President Biden announced at the end of last year that he intended to nominate Xaiver Becerra as the Secretary of the Health and Human Services Department. Becerra was most recently the attorney general of California and was known for an aggressive approach as a prosecutor. Legal observers have suggested that Becerra will bring that prosecutorial experience to HHS and work closely with the Department of Justice to “boost health fraud enforcement efforts.”
In other words, the government is going to target more doctors and hospitals for criminal and civil investigations, with an eye towards obtaining criminal convictions or civil penalties such as fines and restitution. The government believes that the COVID-19 pandemic has created new opportunities for potential fraud, such as the stimulus money allocated to doctors and hospitals to address the public health crisis. HHS states that it has paid over $1.5 trillion to public and private healthcare providers, and under Becerra, the feds will likely increase oversight to ensure that this money is being spent the way the feds want it to be spent.

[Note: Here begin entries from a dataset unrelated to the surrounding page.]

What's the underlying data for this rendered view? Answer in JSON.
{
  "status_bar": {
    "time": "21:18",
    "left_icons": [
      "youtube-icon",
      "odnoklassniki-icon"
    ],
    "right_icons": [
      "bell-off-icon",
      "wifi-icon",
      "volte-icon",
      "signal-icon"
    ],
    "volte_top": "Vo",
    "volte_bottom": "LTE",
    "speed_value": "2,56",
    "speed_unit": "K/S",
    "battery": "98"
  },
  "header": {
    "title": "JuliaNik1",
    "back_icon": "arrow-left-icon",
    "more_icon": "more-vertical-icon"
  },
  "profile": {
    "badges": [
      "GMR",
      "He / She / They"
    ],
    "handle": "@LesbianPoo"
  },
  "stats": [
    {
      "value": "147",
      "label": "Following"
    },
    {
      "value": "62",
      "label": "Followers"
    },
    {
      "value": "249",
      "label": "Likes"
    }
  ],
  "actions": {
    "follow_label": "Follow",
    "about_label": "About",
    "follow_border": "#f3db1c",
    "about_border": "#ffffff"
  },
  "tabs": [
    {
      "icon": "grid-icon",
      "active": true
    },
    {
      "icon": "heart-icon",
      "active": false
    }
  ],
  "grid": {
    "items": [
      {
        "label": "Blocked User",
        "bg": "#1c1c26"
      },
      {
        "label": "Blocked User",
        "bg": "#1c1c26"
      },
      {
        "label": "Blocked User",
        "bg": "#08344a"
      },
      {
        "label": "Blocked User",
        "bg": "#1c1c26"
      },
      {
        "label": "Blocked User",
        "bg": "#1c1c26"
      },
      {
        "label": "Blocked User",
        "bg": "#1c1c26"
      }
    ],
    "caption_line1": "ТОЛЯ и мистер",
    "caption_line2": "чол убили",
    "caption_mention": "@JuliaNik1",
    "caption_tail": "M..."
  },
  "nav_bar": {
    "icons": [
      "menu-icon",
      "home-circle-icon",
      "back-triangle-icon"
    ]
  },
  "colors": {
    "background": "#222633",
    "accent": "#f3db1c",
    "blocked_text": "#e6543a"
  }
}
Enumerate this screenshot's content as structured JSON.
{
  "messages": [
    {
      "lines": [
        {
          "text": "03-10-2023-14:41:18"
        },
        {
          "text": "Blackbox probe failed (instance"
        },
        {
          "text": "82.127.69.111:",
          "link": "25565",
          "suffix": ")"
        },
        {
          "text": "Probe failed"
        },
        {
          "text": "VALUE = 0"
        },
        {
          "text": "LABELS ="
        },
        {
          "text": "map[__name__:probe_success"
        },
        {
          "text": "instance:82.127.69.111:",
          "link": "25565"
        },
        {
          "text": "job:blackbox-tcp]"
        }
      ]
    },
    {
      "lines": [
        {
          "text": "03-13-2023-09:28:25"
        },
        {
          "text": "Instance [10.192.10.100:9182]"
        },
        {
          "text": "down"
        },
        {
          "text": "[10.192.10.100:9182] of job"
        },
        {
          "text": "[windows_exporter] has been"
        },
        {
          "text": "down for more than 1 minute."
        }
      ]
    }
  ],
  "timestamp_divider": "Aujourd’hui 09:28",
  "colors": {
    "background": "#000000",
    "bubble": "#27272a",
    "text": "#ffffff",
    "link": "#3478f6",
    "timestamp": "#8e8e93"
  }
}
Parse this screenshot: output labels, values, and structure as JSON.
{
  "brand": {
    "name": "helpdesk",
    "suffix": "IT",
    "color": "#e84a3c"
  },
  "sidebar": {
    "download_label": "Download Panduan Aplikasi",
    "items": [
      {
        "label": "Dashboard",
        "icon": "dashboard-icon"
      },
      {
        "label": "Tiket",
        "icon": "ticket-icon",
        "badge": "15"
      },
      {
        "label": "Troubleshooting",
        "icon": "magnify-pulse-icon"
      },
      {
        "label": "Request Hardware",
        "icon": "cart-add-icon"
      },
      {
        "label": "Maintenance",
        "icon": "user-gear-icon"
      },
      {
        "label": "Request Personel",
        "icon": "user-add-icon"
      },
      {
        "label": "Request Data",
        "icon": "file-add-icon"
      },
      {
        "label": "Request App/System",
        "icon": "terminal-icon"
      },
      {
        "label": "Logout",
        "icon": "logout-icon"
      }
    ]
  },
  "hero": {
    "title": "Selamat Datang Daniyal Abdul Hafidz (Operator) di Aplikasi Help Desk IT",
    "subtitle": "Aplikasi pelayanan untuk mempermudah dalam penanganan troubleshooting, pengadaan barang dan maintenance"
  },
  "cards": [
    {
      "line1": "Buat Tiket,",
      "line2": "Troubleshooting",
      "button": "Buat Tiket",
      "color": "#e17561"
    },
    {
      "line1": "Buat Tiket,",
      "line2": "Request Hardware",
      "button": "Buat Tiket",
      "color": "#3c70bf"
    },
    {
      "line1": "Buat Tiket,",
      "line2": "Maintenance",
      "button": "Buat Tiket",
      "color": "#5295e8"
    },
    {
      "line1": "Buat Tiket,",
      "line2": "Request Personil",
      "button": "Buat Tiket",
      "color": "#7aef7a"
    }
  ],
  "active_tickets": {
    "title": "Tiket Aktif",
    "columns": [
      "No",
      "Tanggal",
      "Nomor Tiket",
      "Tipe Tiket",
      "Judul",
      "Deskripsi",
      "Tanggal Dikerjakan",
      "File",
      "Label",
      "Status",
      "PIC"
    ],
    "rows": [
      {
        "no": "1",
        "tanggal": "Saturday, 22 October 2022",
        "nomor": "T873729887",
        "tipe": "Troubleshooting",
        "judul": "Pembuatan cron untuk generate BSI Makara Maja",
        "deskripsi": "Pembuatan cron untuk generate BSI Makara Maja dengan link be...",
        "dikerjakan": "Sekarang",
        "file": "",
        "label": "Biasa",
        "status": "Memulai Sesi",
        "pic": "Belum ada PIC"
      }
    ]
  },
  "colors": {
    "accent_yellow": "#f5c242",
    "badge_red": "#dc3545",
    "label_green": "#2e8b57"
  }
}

One area the government is focusing on is policing reimbursements for doctors and providers who submit claims to Medicare and other federal healthcare programs. As part of the government’s COVID-19 relief legislation, many of these healthcare programs created new emergency billing codes and funding mechanisms to give providers more flexibility during the pandemic. In some cases, however, individuals have taken advantage of that flexibility to submit false claims using the COVID-19 billing codes, as the feds in New York have alleged in an indictment against two pharmacy owners.
Some legal observers have predicted that HHS will also work with the Federal Trade Commission to more closely scrutinize hospital mergers and the increasing costs of healthcare. During the COVID-19 pandemic, many hospitals and healthcare providers have merged, and these mergers will likely be reviewed by the feds. These matters could be taken in anti-trust litigation and some mergers may be blocked.
While we can all agree that the government has an important role in preventing healthcare fraud, we should scrutinize government enforcement efforts when they cast a wide a net. Too often, innocent individuals are charged, or cases that should be resolved through civil penalties become criminal prosecutions. Doctors and hospitals aren’t necessarily committing a crime when they allocate relief funds in a different way than the government might prefer. Also, healthcare regulations are complex, and not every doctor or provider has an in-house attorney to ensure compliance with the network of regulations, like many hospitals do. Our firm has prepared a video describing the various laws the government relies in pursuing healthcare fraud charges and potential defenses in such cases.